Fueling that speculation is the fact that despite what some experts say is almost-indisputable evidence of wrongdoing — and reports that Mueller has gathered enough evidence to indict — no charges have been filed against the onetime intelligence officer.

Flynn, who stepped down after a mere 24 days in the White House, is seen as vulnerable for a number of reasons.

According to multiple outlets, he is under investigation for an alleged quid pro quo with the Turkish government, in which Flynn would have been paid millions of dollars in exchange for the extradition of a Muslim cleric living in the U.S.

Federal records show that Flynn did not register $530,000 he was paid during the 2016 campaign for work he did that the Justice Department said principally benefitted Turkey — a potential violation of the Foreign Agents Registration Act.

Heightening the personal drama, Flynn’s son is also thought to be a focus of the Mueller probe — a potential tool that the special counsel could use to put pressure on Flynn.

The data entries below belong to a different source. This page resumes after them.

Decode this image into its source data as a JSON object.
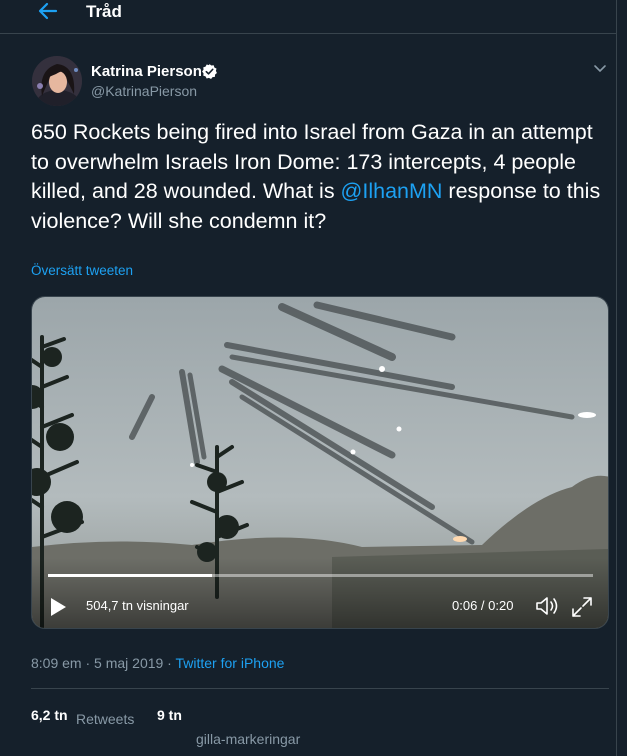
{
  "header": {
    "title": "Tråd",
    "back_icon": "arrow-left-icon"
  },
  "tweet": {
    "display_name": "Katrina Pierson",
    "handle": "@KatrinaPierson",
    "text_before_mention": "650 Rockets being fired into Israel from Gaza in an attempt to overwhelm Israels Iron Dome: 173 intercepts, 4 people killed, and 28 wounded. What is ",
    "mention": "@IlhanMN",
    "text_after_mention": " response to this violence? Will she condemn it?",
    "translate_label": "Översätt tweeten"
  },
  "video": {
    "views": "504,7 tn visningar",
    "time": "0:06 / 0:20",
    "progress": 0.3
  },
  "meta": {
    "timestamp": "8:09 em · 5 maj 2019 · ",
    "source": "Twitter for iPhone"
  },
  "stats": {
    "retweets_count": "6,2 tn",
    "retweets_label": "Retweets",
    "likes_count": "9 tn",
    "likes_label": "gilla-markeringar"
  },
  "colors": {
    "background": "#15202b",
    "accent": "#1da1f2",
    "secondary_text": "#8899a6",
    "border": "#38444d"
  }
}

The termination of the information-sharing arrangement with the White House alone does not prove that Flynn is cooperating with Mueller.

Defense lawyers often share information during investigations, but stop if there is a conflict of interest — if one client is cooperating with prosecutors while another is still under investigation, for example.

But some lawyers will withdraw from such agreements as soon as they begin negotiating with prosecutors — negotiations that could potentially fall apart.

The White House has insisted that Flynn has no incriminating information to offer on Trump.

“I think [Trump] would be sad for them, as a friend and a former colleague, if the process results in punishment or indictments,” White House lawyer Ty Cobb told The New York Times in an interview last month, referring to Flynn and his son. “But to the extent that that happens, that’s beyond his control.”